_Work instruction_: Reproduce the data shown below exactly.
Material shown Start Marker
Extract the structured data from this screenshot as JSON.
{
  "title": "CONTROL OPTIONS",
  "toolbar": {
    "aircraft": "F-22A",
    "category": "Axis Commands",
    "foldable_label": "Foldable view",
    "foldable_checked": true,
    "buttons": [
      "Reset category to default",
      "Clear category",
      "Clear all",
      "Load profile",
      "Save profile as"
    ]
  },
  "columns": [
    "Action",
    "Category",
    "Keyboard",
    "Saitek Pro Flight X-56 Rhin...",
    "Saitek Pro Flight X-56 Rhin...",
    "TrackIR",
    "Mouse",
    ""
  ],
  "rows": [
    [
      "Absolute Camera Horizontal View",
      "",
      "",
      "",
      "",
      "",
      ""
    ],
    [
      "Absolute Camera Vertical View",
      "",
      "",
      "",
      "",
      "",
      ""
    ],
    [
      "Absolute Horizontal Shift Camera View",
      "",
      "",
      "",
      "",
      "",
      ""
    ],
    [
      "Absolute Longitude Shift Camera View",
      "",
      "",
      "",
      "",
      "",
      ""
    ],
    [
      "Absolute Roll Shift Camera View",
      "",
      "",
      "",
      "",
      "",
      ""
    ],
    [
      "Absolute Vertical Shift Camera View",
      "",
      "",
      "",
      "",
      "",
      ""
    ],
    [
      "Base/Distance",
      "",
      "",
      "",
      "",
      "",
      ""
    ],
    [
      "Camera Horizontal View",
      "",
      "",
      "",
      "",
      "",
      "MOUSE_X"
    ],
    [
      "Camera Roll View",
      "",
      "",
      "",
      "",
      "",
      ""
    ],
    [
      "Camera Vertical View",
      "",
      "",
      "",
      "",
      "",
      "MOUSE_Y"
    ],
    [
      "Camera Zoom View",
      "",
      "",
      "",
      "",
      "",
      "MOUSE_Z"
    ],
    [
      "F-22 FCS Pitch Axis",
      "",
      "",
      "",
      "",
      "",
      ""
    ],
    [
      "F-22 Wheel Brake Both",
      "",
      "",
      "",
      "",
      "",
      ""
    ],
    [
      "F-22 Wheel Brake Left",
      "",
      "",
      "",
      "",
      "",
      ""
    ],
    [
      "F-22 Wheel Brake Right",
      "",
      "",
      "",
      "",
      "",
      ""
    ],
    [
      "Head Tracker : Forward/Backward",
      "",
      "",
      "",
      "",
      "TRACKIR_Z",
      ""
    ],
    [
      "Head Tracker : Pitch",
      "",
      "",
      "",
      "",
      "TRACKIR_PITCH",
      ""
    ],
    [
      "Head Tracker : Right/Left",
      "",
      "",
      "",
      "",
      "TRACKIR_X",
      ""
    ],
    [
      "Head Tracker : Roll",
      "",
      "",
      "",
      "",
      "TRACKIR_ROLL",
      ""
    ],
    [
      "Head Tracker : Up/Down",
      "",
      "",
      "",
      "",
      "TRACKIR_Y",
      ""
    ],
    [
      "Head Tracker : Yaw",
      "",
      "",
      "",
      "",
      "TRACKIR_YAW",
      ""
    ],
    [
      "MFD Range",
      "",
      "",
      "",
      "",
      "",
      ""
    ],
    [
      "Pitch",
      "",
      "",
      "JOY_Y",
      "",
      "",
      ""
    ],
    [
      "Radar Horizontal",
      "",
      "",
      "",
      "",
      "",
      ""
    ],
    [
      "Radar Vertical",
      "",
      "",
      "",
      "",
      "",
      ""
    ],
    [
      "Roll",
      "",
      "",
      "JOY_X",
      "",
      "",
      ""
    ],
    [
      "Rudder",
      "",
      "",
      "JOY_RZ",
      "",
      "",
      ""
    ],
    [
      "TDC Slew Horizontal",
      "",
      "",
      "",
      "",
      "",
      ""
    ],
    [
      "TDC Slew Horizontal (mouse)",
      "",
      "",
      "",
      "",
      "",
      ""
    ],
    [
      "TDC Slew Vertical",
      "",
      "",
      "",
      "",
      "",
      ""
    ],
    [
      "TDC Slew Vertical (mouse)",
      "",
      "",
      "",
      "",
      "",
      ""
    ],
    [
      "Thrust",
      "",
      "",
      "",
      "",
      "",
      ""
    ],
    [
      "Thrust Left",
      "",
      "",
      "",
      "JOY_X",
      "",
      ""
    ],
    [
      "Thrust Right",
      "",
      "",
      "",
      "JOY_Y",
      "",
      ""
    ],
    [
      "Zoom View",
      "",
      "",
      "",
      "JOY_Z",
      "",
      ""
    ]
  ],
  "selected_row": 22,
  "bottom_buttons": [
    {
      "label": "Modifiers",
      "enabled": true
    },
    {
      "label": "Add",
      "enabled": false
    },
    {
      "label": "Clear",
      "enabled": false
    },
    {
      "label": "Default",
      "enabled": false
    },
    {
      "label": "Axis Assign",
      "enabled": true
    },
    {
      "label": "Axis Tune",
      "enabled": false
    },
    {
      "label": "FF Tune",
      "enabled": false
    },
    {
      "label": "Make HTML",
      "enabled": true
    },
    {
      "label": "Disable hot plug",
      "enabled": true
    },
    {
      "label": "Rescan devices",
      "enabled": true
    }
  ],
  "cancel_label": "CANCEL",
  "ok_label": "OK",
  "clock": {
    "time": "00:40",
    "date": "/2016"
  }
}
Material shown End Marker
_Solution for this problem_:
Extract the structured data from this screenshot as JSON.
{
  "title": "CONTROL OPTIONS",
  "toolbar": {
    "aircraft": "F-22A",
    "category": "Axis Commands",
    "foldable_label": "Foldable view",
    "foldable_checked": true,
    "buttons": [
      "Reset category to default",
      "Clear category",
      "Clear all",
      "Load profile",
      "Save profile as"
    ]
  },
  "columns": [
    "Action",
    "Category",
    "Keyboard",
    "Saitek Pro Flight X-56 Rhin...",
    "Saitek Pro Flight X-56 Rhin...",
    "TrackIR",
    "Mouse",
    ""
  ],
  "rows": [
    [
      "Absolute Camera Horizontal View",
      "",
      "",
      "",
      "",
      "",
      ""
    ],
    [
      "Absolute Camera Vertical View",
      "",
      "",
      "",
      "",
      "",
      ""
    ],
    [
      "Absolute Horizontal Shift Camera View",
      "",
      "",
      "",
      "",
      "",
      ""
    ],
    [
      "Absolute Longitude Shift Camera View",
      "",
      "",
      "",
      "",
      "",
      ""
    ],
    [
      "Absolute Roll Shift Camera View",
      "",
      "",
      "",
      "",
      "",
      ""
    ],
    [
      "Absolute Vertical Shift Camera View",
      "",
      "",
      "",
      "",
      "",
      ""
    ],
    [
      "Base/Distance",
      "",
      "",
      "",
      "",
      "",
      ""
    ],
    [
      "Camera Horizontal View",
      "",
      "",
      "",
      "",
      "",
      "MOUSE_X"
    ],
    [
      "Camera Roll View",
      "",
      "",
      "",
      "",
      "",
      ""
    ],
    [
      "Camera Vertical View",
      "",
      "",
      "",
      "",
      "",
      "MOUSE_Y"
    ],
    [
      "Camera Zoom View",
      "",
      "",
      "",
      "",
      "",
      "MOUSE_Z"
    ],
    [
      "F-22 FCS Pitch Axis",
      "",
      "",
      "",
      "",
      "",
      ""
    ],
    [
      "F-22 Wheel Brake Both",
      "",
      "",
      "",
      "",
      "",
      ""
    ],
    [
      "F-22 Wheel Brake Left",
      "",
      "",
      "",
      "",
      "",
      ""
    ],
    [
      "F-22 Wheel Brake Right",
      "",
      "",
      "",
      "",
      "",
      ""
    ],
    [
      "Head Tracker : Forward/Backward",
      "",
      "",
      "",
      "",
      "TRACKIR_Z",
      ""
    ],
    [
      "Head Tracker : Pitch",
      "",
      "",
      "",
      "",
      "TRACKIR_PITCH",
      ""
    ],
    [
      "Head Tracker : Right/Left",
      "",
      "",
      "",
      "",
      "TRACKIR_X",
      ""
    ],
    [
      "Head Tracker : Roll",
      "",
      "",
      "",
      "",
      "TRACKIR_ROLL",
      ""
    ],
    [
      "Head Tracker : Up/Down",
      "",
      "",
      "",
      "",
      "TRACKIR_Y",
      ""
    ],
    [
      "Head Tracker : Yaw",
      "",
      "",
      "",
      "",
      "TRACKIR_YAW",
      ""
    ],
    [
      "MFD Range",
      "",
      "",
      "",
      "",
      "",
      ""
    ],
    [
      "Pitch",
      "",
      "",
      "JOY_Y",
      "",
      "",
      ""
    ],
    [
      "Radar Horizontal",
      "",
      "",
      "",
      "",
      "",
      ""
    ],
    [
      "Radar Vertical",
      "",
      "",
      "",
      "",
      "",
      ""
    ],
    [
      "Roll",
      "",
      "",
      "JOY_X",
      "",
      "",
      ""
    ],
    [
      "Rudder",
      "",
      "",
      "JOY_RZ",
      "",
      "",
      ""
    ],
    [
      "TDC Slew Horizontal",
      "",
      "",
      "",
      "",
      "",
      ""
    ],
    [
      "TDC Slew Horizontal (mouse)",
      "",
      "",
      "",
      "",
      "",
      ""
    ],
    [
      "TDC Slew Vertical",
      "",
      "",
      "",
      "",
      "",
      ""
    ],
    [
      "TDC Slew Vertical (mouse)",
      "",
      "",
      "",
      "",
      "",
      ""
    ],
    [
      "Thrust",
      "",
      "",
      "",
      "",
      "",
      ""
    ],
    [
      "Thrust Left",
      "",
      "",
      "",
      "JOY_X",
      "",
      ""
    ],
    [
      "Thrust Right",
      "",
      "",
      "",
      "JOY_Y",
      "",
      ""
    ],
    [
      "Zoom View",
      "",
      "",
      "",
      "JOY_Z",
      "",
      ""
    ]
  ],
  "selected_row": 22,
  "bottom_buttons": [
    {
      "label": "Modifiers",
      "enabled": true
    },
    {
      "label": "Add",
      "enabled": false
    },
    {
      "label": "Clear",
      "enabled": false
    },
    {
      "label": "Default",
      "enabled": false
    },
    {
      "label": "Axis Assign",
      "enabled": true
    },
    {
      "label": "Axis Tune",
      "enabled": false
    },
    {
      "label": "FF Tune",
      "enabled": false
    },
    {
      "label": "Make HTML",
      "enabled": true
    },
    {
      "label": "Disable hot plug",
      "enabled": true
    },
    {
      "label": "Rescan devices",
      "enabled": true
    }
  ],
  "cancel_label": "CANCEL",
  "ok_label": "OK",
  "clock": {
    "time": "00:40",
    "date": "/2016"
  }
}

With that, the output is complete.